Over half of Ontarians confused about HST and resale homes
A full 56 percent of Ontarians mistakenly believe that the new Harmonized Sales Tax (HST) applies to the full purchase price of a resale home, according to an Ipsos Reid survey commissioned by the Ontario Real Estate Association (OREA).
“We see it on the front lines every day. Clearly, Ontarians still don’t know what the HST covers and what is exempt,” says Dorothy Mason, President of OREA. “This is not helping the housing market, and it’s not helping the Ontario economy. This confusion means that many buyers think the cost of a resale home is tens of thousands of dollars higher than it actually is.”

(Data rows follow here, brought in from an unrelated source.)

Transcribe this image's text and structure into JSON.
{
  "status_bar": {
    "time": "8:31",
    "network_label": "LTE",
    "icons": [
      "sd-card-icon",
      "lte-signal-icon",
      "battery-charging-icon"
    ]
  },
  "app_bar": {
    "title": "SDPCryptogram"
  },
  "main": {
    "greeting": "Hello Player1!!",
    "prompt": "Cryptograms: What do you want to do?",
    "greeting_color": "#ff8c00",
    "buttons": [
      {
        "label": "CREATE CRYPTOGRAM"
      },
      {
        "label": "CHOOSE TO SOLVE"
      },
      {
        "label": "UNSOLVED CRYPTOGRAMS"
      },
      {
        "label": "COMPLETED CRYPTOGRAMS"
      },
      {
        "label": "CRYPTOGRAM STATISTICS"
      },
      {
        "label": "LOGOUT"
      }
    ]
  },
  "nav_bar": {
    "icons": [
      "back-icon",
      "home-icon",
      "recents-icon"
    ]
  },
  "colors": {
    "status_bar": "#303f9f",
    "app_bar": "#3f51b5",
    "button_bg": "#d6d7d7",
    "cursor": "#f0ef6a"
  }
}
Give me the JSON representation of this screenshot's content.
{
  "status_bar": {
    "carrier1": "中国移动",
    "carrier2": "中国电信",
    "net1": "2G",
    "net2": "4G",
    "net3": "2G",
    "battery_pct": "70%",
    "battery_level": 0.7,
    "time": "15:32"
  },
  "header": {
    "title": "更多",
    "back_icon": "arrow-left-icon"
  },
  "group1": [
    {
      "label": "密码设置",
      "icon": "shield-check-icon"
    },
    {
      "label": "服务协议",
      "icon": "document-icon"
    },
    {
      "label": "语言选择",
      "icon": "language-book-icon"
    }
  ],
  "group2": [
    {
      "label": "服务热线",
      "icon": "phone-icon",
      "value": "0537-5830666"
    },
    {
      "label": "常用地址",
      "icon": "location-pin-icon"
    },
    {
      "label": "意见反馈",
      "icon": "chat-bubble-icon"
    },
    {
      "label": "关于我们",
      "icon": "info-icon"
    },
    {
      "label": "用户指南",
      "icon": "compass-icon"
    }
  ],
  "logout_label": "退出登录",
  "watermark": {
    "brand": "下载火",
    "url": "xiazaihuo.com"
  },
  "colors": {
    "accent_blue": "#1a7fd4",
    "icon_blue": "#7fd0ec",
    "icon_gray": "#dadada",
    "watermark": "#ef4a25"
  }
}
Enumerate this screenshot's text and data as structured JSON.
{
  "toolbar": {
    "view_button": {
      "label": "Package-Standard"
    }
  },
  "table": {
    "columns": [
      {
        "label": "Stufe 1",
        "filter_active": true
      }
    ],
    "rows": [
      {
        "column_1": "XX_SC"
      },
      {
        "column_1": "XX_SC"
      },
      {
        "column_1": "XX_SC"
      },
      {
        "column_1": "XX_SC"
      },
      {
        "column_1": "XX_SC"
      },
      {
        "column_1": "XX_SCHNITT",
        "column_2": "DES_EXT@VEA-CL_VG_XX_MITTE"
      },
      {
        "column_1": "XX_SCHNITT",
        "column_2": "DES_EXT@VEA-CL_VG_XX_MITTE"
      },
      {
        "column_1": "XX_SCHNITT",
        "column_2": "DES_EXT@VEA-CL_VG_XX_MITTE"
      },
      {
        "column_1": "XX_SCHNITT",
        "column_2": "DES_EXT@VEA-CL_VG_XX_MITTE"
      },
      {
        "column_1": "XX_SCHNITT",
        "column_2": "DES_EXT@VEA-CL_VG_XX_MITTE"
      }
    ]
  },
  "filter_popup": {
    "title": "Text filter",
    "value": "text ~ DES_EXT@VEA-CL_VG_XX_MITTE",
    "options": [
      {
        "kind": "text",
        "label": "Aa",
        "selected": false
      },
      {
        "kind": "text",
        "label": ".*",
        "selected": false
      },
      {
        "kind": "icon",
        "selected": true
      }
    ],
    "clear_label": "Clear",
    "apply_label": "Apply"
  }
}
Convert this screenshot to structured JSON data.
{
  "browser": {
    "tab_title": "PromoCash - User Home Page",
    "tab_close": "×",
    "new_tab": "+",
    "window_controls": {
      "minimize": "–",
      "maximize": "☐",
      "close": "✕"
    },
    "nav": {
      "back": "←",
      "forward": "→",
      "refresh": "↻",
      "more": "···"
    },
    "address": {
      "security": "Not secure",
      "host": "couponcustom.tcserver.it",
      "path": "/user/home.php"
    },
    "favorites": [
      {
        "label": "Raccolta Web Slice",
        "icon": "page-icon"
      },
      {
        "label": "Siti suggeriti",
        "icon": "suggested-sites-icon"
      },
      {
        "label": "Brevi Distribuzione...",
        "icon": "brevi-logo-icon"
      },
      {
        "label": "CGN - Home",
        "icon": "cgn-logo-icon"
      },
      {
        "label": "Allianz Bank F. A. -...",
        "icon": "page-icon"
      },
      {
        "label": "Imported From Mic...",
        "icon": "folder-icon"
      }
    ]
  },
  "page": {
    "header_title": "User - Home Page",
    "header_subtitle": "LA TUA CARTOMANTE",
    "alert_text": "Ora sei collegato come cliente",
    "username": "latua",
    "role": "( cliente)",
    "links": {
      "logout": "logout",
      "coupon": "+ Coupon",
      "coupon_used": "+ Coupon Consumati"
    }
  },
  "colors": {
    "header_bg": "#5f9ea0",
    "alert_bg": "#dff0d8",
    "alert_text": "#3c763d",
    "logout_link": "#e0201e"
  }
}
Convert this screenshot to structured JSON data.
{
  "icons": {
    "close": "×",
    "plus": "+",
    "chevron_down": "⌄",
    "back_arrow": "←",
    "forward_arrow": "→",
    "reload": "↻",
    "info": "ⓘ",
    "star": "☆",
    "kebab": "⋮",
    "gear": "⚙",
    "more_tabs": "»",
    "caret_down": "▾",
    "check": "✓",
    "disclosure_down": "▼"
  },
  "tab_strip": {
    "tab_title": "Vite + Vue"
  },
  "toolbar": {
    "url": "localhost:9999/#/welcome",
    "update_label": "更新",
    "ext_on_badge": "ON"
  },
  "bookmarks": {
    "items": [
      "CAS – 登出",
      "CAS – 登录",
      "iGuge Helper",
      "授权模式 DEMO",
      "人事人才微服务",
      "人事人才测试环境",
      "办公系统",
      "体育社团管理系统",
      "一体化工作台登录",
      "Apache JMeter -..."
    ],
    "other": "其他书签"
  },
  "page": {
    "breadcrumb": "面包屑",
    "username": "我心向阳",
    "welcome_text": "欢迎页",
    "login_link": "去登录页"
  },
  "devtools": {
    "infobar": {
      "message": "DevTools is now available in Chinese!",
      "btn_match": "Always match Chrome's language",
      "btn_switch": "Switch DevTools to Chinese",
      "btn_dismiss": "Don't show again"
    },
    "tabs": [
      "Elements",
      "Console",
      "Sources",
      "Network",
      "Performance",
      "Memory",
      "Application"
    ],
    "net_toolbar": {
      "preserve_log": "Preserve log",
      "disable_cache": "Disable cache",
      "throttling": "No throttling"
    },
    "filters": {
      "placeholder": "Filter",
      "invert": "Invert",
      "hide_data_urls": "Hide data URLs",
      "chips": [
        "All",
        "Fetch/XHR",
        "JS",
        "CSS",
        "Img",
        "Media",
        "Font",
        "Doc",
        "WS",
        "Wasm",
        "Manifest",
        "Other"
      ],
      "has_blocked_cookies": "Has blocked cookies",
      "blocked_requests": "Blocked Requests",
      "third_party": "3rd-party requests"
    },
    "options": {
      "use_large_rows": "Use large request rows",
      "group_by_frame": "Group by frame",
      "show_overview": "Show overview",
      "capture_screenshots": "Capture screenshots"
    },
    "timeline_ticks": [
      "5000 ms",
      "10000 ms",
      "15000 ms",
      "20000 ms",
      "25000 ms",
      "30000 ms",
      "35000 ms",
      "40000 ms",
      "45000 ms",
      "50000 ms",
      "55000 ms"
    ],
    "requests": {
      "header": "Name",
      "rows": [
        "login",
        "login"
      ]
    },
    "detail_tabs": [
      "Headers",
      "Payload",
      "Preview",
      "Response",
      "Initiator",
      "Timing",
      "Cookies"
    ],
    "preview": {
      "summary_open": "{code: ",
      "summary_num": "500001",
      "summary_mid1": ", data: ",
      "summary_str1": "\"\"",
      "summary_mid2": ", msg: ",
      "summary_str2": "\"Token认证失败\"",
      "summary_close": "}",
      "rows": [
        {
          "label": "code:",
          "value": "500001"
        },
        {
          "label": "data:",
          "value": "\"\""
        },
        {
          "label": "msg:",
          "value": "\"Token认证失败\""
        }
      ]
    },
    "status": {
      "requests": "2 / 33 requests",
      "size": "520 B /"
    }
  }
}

OREA is working to create as much awareness as possible among consumers about the reality of the HST and resale homes. For example, a press release sent out following the survey was picked up by many news outlets across the country and reached 5.5 million Canadians - an indication of the level of interest about the issue. But OREA would like the government to take some responsibility for educating potential home buyers as well. “We’re doing our part to inform our clients, but we shouldn’t have to do it alone. We’re calling on the Ontario government to launch an immediate public awareness campaign to educate taxpayers and end the HST confusion,” concluded Dorothy Mason. “For average homebuyers, learning that the HST does not apply to the full purchase price means a $40,000 saving they weren’t expecting.”
HST and resale homes – the facts
The HST is only levied on the various transaction fees associated with the purchase of a home that has been previously occupied (i.e. not a newly-built home).
Currently, the average price of an Ontario resale home is around $330,000. Therefore, this confusion leaves the majority of Ontarians wrongly believing that the HST will add more than $40,000 to the transaction cost. There is growing concern among real estate professionals that this misperception about the HST is dampening the Ontario housing market.
The results of the survey were consistent across all age groups. However, there were some differences across other demographic categories. For instance, of those surveyed half of the university graduates, 71 percent of northern Ontarians, 59 percent of those living in eastern and southwestern Ontario, and 54 percent of GTA residents all mistakenly believe the HST applies to the full purchase price of resale homes.
Ipsos Reid conducted the survey among 830 Ontarians from Ipsos’s online panel, between October 4th and 11th, on behalf of the Ontario Real Estate Association. The estimated margin of error is /-3.8 percentage points, 19 times out of 20.
For more information about the HST survey as well as an OREApedia topic and Government Relations issue summary on the HST, visit www.orea.com.
- The HST came into effect in Ontario on July 1, 2010.
- Purchasers of newly constructed homes under $400,000 are not subject to the additional tax burden. Buyers of new homes valued between $400,000 and $500,000 could claim a proportional rebate on the provincial portion of the HST up to a maximum of $24,000.
- The new rental housing rebate is similar to the enhanced new housing rebate, for new residential rental properties.
- HST is not applicable to the sale of a residential re-sale home.
- Real estate commissions are subject to the 13 per cent HST.
- Lawyer's fee will also be subject to the 13 per cent HST, as will the cost of a Condominium Status Certificate, although the total certificate cost will remain at $100.
- Moving costs, the cost of a home inspection and even home staging will also be subject to HST.